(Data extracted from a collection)
*** Block opens ***

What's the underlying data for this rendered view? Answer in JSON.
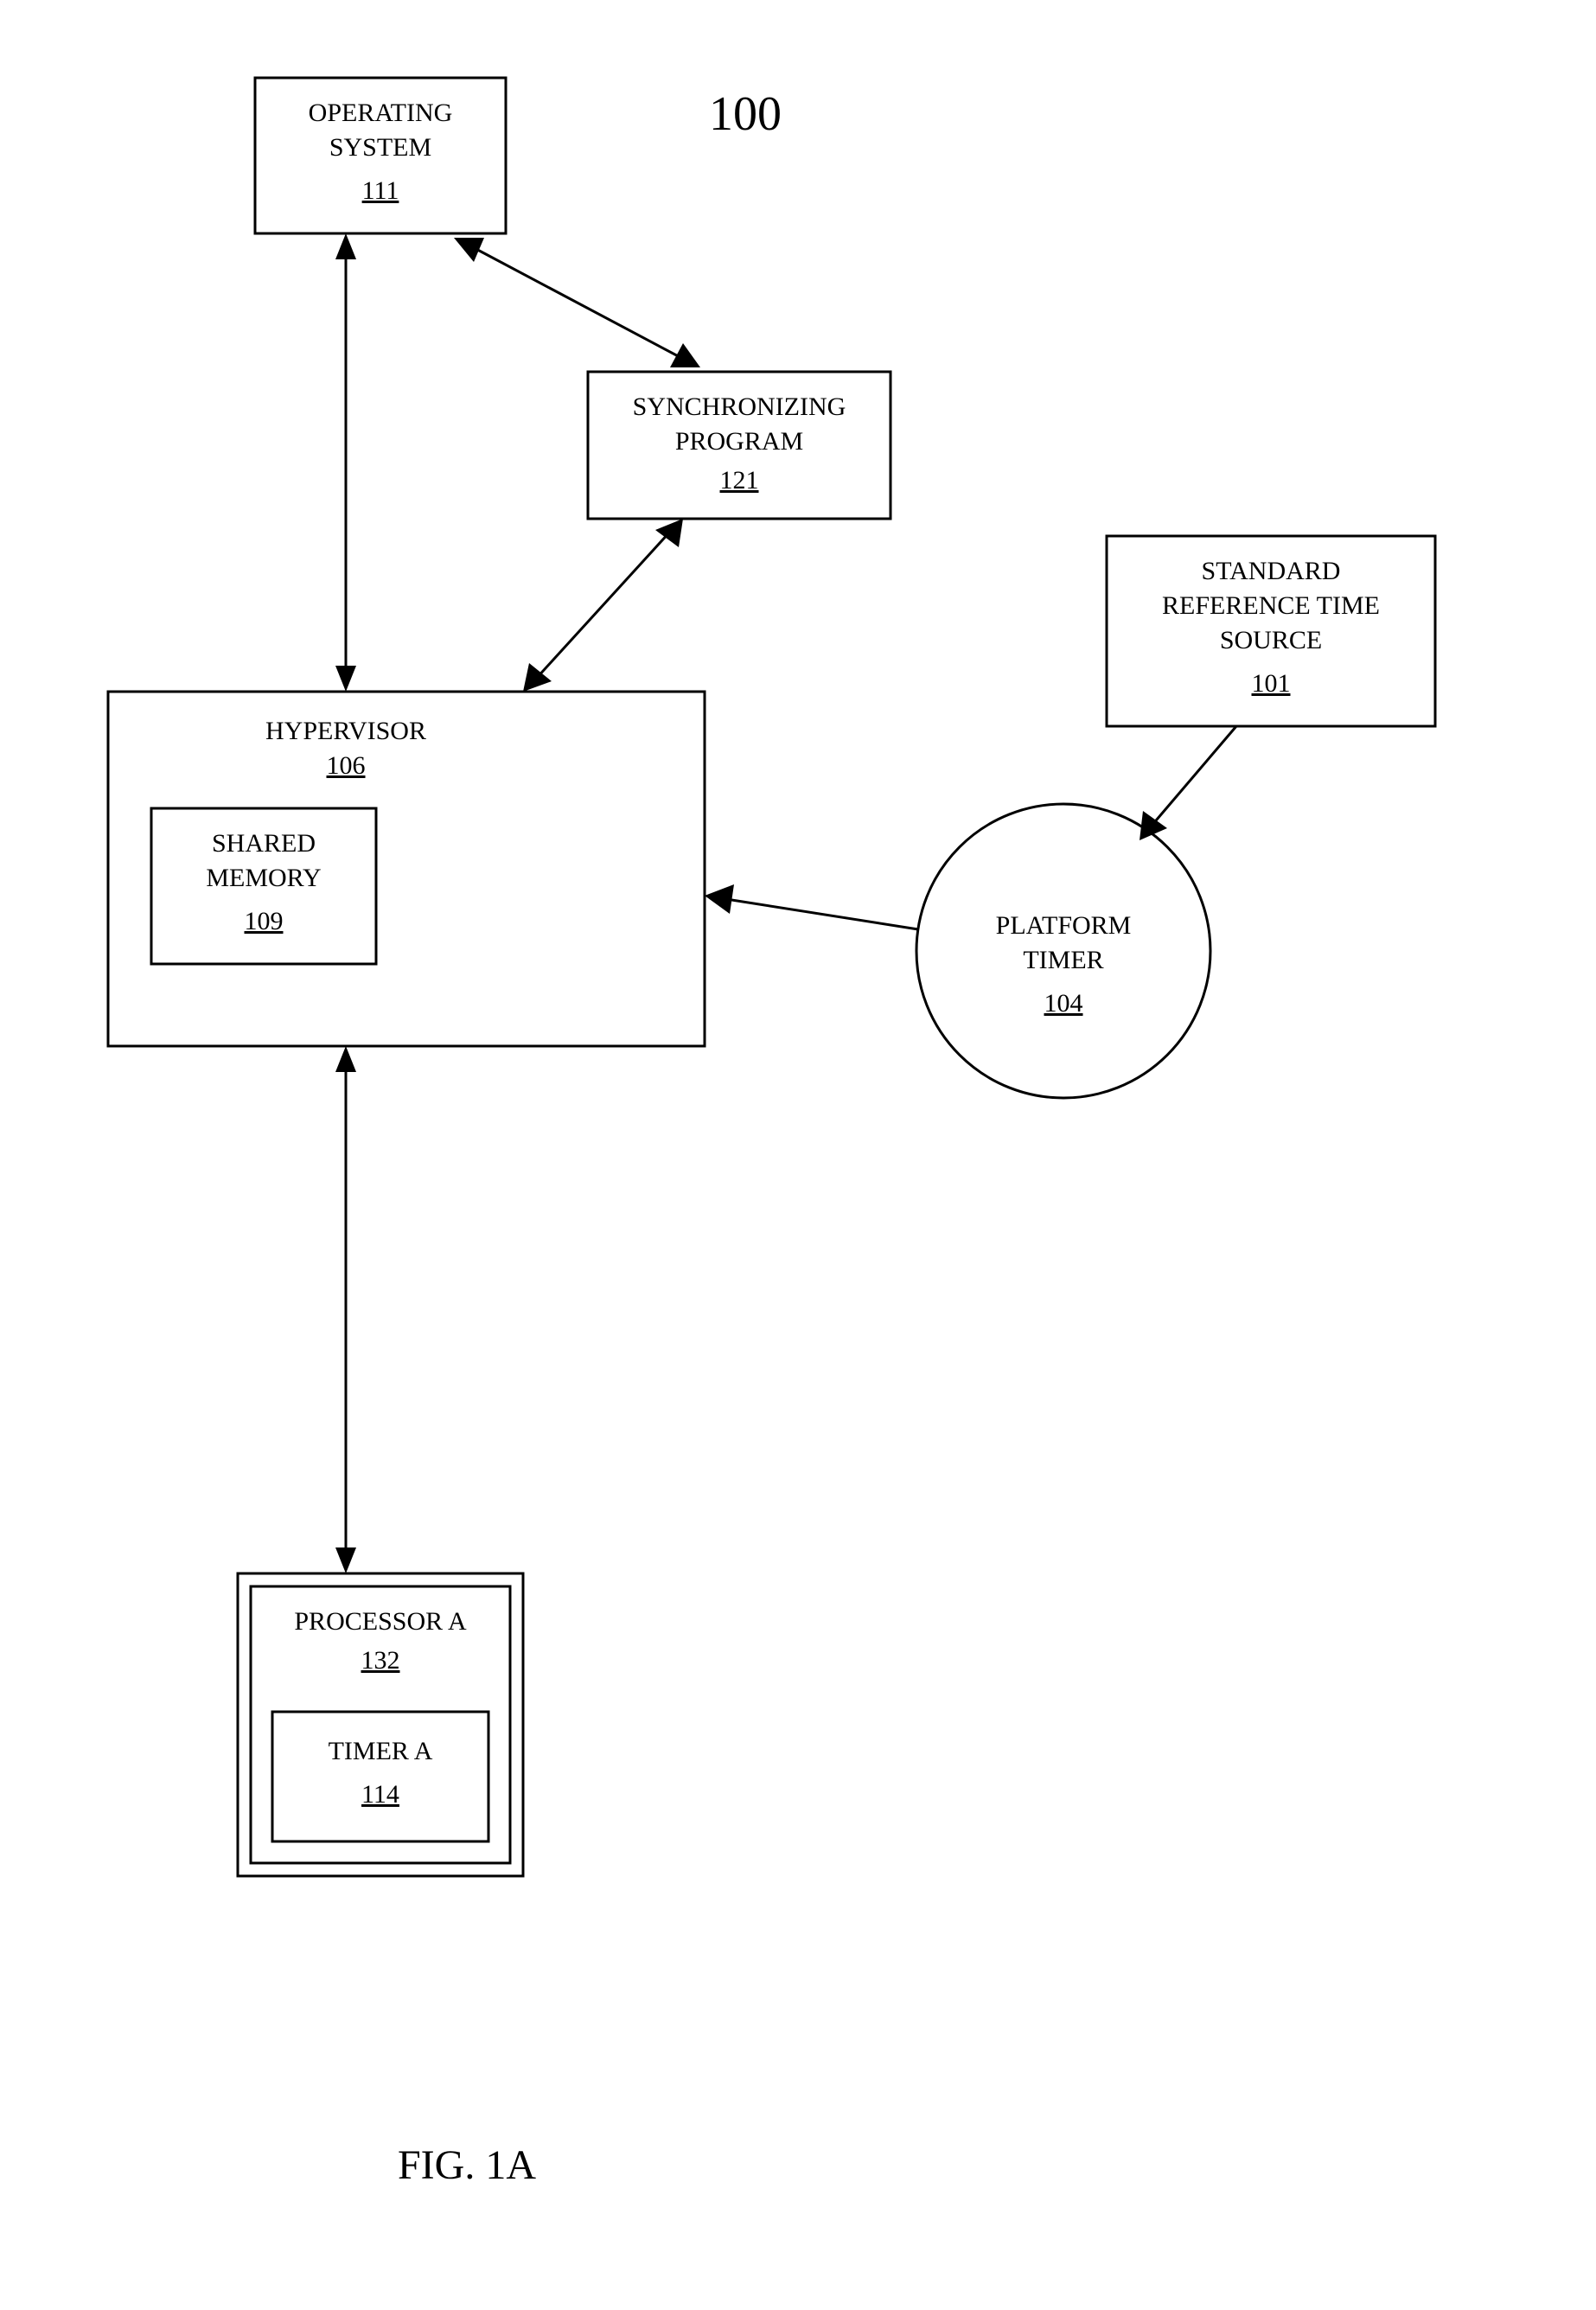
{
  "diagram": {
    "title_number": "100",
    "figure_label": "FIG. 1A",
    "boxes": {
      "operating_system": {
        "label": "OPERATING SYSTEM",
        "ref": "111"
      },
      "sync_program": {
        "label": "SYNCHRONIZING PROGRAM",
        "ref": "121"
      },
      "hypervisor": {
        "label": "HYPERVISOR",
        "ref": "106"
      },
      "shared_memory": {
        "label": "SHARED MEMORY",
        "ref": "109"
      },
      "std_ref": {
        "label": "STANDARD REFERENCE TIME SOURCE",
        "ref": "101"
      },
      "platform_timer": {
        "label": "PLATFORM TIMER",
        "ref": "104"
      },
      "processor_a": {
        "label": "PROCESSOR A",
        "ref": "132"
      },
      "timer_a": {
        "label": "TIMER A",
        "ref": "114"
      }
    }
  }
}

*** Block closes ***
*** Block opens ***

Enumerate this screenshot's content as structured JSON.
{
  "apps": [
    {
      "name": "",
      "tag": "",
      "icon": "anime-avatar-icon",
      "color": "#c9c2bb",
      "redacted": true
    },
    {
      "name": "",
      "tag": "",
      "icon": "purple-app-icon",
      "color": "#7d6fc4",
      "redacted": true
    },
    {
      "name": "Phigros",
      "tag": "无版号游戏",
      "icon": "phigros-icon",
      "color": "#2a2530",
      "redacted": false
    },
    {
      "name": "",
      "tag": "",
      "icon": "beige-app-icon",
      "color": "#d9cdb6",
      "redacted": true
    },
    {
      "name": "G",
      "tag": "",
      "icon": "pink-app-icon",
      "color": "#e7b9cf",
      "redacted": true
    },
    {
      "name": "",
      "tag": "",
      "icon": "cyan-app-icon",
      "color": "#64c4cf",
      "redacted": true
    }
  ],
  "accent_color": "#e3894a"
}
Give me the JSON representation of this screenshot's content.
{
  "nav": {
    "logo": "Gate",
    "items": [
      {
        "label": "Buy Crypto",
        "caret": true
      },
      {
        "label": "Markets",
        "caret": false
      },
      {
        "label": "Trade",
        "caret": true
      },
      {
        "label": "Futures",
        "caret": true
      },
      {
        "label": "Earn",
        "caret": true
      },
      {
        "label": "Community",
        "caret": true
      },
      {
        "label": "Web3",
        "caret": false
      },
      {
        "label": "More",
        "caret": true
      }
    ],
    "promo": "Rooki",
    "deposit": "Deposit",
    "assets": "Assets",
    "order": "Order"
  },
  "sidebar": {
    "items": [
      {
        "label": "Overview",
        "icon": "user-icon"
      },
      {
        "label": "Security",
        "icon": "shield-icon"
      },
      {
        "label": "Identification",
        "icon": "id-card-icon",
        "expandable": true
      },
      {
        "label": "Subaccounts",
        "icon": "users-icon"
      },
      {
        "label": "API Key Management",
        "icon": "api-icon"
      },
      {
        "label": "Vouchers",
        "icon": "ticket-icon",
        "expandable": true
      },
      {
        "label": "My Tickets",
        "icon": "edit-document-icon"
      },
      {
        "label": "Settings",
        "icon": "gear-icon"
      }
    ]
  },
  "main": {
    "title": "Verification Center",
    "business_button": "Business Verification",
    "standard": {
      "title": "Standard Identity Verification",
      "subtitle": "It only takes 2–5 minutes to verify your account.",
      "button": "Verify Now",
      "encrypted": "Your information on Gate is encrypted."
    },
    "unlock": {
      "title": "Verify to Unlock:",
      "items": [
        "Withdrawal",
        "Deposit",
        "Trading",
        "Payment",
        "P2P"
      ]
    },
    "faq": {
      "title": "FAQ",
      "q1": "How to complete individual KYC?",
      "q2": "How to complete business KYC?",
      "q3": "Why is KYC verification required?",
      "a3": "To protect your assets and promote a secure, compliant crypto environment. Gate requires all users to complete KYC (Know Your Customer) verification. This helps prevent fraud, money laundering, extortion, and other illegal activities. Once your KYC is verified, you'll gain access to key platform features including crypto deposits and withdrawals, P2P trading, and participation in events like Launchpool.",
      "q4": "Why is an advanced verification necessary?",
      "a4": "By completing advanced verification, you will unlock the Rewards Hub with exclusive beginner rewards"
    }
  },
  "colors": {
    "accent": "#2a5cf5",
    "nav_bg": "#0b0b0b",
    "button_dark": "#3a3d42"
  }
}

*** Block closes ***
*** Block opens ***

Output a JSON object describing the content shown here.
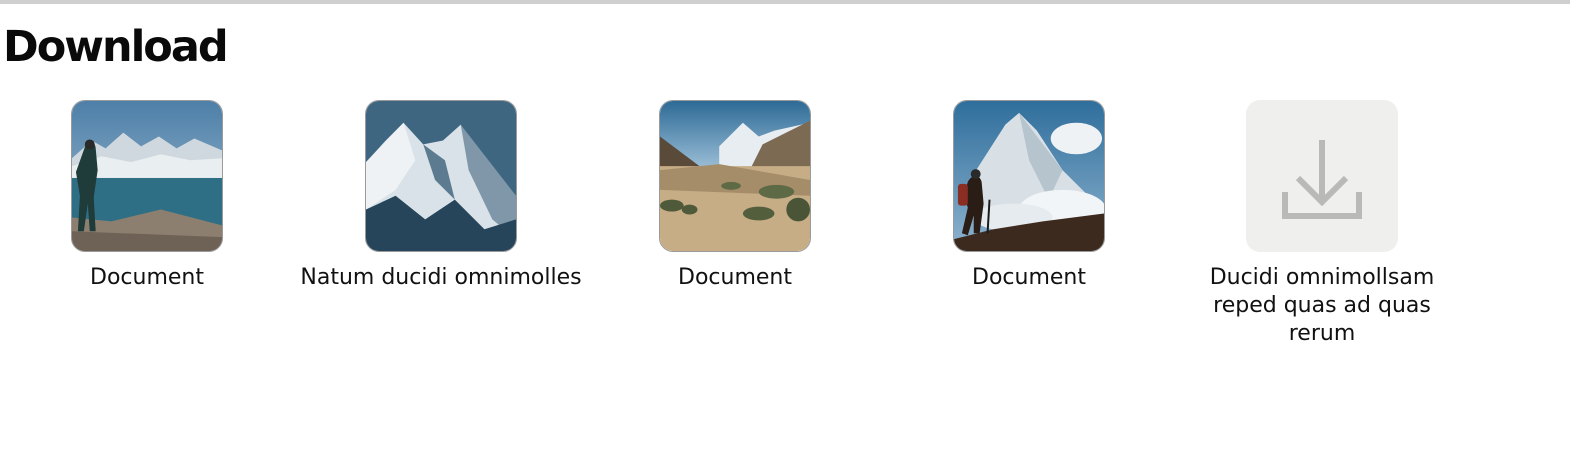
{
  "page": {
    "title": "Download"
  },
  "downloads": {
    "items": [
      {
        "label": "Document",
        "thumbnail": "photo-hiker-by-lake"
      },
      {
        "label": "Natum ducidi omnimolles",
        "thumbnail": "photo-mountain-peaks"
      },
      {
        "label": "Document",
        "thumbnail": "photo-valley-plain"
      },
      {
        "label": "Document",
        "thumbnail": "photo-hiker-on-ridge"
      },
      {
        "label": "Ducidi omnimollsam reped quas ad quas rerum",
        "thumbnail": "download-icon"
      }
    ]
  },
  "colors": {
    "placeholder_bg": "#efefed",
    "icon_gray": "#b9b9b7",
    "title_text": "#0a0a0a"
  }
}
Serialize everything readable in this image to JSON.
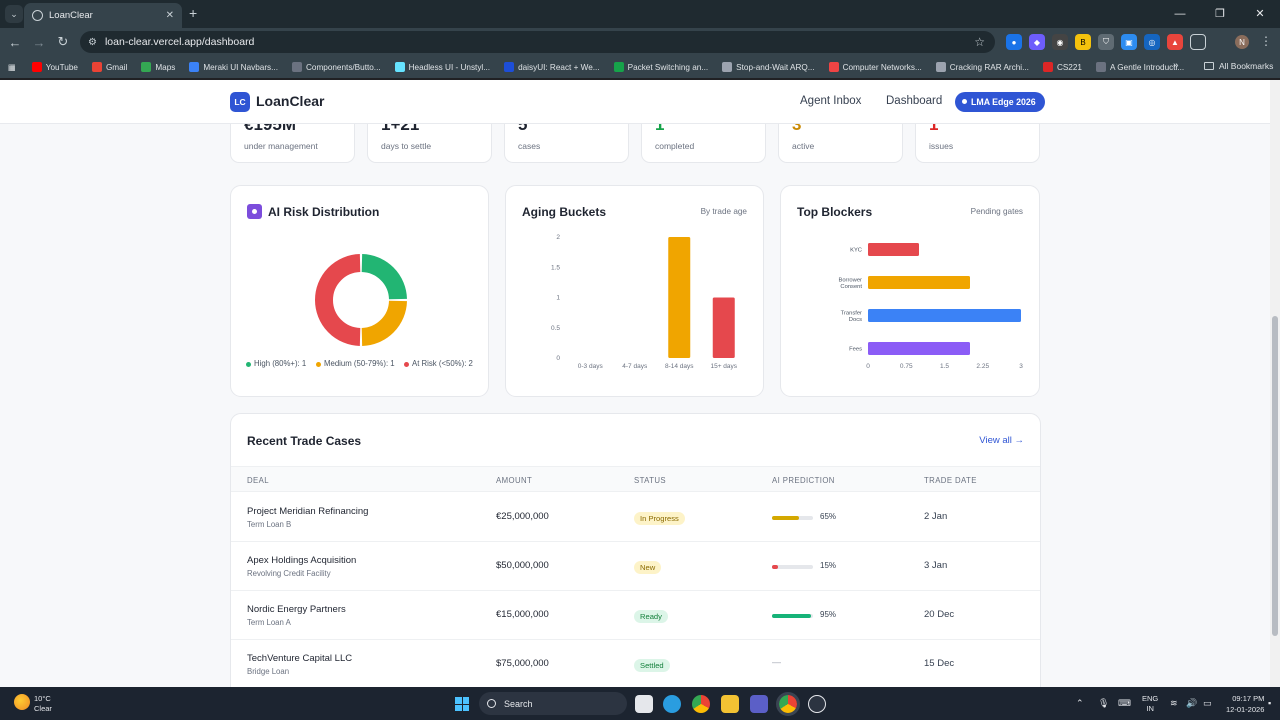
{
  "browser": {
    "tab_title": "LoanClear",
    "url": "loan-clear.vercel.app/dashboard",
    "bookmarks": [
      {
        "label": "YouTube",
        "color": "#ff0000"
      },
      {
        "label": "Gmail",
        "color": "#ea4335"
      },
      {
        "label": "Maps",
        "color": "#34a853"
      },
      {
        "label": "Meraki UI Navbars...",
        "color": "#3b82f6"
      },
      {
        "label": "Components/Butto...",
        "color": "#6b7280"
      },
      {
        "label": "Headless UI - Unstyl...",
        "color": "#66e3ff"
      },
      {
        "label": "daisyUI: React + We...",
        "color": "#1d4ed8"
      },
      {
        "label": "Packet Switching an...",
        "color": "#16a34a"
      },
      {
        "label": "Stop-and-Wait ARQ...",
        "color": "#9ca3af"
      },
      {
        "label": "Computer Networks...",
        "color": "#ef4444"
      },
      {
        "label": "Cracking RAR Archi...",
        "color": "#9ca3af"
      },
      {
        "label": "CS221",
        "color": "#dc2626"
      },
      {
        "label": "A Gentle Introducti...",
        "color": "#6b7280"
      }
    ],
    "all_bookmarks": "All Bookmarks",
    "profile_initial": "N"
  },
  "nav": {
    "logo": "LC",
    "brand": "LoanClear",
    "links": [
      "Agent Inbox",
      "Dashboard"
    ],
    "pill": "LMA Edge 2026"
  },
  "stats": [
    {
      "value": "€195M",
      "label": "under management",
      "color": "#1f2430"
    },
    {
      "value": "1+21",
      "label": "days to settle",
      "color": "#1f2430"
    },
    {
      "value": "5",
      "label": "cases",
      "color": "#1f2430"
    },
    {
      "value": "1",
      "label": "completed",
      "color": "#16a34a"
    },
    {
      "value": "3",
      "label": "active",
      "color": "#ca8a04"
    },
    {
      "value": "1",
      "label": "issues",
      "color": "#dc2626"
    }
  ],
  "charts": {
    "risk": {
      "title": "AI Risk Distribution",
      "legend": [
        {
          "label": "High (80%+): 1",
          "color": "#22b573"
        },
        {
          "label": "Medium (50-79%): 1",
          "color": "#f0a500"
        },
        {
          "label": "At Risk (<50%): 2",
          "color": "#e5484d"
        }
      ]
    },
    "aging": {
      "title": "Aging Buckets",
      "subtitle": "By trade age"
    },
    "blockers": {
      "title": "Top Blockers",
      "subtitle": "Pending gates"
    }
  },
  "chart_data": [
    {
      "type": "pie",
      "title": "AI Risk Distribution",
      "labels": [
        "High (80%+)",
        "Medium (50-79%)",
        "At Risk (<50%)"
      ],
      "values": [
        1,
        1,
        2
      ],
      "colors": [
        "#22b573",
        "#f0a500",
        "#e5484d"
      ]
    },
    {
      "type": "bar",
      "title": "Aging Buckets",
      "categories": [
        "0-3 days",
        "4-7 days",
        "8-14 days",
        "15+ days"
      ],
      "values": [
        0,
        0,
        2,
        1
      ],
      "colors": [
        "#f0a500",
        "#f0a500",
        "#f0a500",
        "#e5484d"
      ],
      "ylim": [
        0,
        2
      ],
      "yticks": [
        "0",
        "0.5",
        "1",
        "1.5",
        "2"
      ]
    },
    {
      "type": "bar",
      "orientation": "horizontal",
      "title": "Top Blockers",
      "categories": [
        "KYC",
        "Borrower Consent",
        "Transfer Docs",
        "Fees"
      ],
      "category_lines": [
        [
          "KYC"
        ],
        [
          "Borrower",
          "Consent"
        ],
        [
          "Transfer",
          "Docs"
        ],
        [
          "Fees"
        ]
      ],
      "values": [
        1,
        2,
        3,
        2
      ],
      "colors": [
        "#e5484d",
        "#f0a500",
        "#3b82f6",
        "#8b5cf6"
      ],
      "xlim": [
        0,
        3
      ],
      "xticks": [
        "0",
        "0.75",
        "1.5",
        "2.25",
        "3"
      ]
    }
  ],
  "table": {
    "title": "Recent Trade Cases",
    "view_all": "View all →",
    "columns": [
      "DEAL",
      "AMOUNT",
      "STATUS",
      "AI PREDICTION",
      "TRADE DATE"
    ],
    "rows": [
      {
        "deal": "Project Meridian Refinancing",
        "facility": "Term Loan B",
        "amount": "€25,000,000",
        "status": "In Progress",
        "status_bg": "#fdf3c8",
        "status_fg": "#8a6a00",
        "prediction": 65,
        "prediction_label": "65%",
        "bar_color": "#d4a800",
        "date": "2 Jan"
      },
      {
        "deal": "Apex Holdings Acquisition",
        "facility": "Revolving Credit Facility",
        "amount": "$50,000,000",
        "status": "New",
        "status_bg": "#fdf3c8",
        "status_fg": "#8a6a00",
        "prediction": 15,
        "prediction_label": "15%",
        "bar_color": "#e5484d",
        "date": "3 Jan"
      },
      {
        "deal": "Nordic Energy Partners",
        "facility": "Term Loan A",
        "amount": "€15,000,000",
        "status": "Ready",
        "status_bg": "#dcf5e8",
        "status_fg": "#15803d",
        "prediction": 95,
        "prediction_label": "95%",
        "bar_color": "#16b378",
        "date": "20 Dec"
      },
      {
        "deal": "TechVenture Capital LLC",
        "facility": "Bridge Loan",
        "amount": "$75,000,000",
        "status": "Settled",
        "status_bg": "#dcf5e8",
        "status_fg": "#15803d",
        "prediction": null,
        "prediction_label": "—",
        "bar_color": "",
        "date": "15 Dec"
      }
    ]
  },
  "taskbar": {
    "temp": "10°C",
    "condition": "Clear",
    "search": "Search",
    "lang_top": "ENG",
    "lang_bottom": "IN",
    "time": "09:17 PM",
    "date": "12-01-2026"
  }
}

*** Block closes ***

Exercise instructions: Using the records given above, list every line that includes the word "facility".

Output below:
        "facility": "Term Loan B",
        "facility": "Revolving Credit Facility",
        "facility": "Term Loan A",
        "facility": "Bridge Loan",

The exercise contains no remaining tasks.